- **EXTRACTED INFORMATION**
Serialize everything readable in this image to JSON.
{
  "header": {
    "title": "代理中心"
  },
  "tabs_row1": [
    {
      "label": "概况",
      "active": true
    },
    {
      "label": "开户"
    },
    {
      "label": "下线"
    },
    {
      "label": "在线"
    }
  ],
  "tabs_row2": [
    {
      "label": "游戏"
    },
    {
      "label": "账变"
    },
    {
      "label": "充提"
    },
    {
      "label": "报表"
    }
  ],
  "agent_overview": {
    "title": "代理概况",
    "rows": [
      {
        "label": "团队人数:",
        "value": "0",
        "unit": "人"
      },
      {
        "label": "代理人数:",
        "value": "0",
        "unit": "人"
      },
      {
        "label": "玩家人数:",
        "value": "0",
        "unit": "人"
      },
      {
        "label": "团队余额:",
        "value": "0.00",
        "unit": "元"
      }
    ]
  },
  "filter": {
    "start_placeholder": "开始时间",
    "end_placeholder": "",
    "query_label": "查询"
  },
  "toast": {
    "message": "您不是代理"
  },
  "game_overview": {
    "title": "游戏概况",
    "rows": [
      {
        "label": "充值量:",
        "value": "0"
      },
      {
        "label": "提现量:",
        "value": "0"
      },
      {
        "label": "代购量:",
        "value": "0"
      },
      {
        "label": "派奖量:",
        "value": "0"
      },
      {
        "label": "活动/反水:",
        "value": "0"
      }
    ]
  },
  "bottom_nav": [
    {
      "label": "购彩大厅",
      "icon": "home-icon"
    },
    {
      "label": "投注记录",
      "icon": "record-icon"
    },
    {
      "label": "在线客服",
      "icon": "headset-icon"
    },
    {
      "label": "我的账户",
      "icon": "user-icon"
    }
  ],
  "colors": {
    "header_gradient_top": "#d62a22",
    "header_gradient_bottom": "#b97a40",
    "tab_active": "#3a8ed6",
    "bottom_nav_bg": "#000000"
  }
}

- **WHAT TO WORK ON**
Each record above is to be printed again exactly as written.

- **ANSWER AREA**
Serialize everything readable in this image to JSON.
{
  "header": {
    "title": "代理中心"
  },
  "tabs_row1": [
    {
      "label": "概况",
      "active": true
    },
    {
      "label": "开户"
    },
    {
      "label": "下线"
    },
    {
      "label": "在线"
    }
  ],
  "tabs_row2": [
    {
      "label": "游戏"
    },
    {
      "label": "账变"
    },
    {
      "label": "充提"
    },
    {
      "label": "报表"
    }
  ],
  "agent_overview": {
    "title": "代理概况",
    "rows": [
      {
        "label": "团队人数:",
        "value": "0",
        "unit": "人"
      },
      {
        "label": "代理人数:",
        "value": "0",
        "unit": "人"
      },
      {
        "label": "玩家人数:",
        "value": "0",
        "unit": "人"
      },
      {
        "label": "团队余额:",
        "value": "0.00",
        "unit": "元"
      }
    ]
  },
  "filter": {
    "start_placeholder": "开始时间",
    "end_placeholder": "",
    "query_label": "查询"
  },
  "toast": {
    "message": "您不是代理"
  },
  "game_overview": {
    "title": "游戏概况",
    "rows": [
      {
        "label": "充值量:",
        "value": "0"
      },
      {
        "label": "提现量:",
        "value": "0"
      },
      {
        "label": "代购量:",
        "value": "0"
      },
      {
        "label": "派奖量:",
        "value": "0"
      },
      {
        "label": "活动/反水:",
        "value": "0"
      }
    ]
  },
  "bottom_nav": [
    {
      "label": "购彩大厅",
      "icon": "home-icon"
    },
    {
      "label": "投注记录",
      "icon": "record-icon"
    },
    {
      "label": "在线客服",
      "icon": "headset-icon"
    },
    {
      "label": "我的账户",
      "icon": "user-icon"
    }
  ],
  "colors": {
    "header_gradient_top": "#d62a22",
    "header_gradient_bottom": "#b97a40",
    "tab_active": "#3a8ed6",
    "bottom_nav_bg": "#000000"
  }
}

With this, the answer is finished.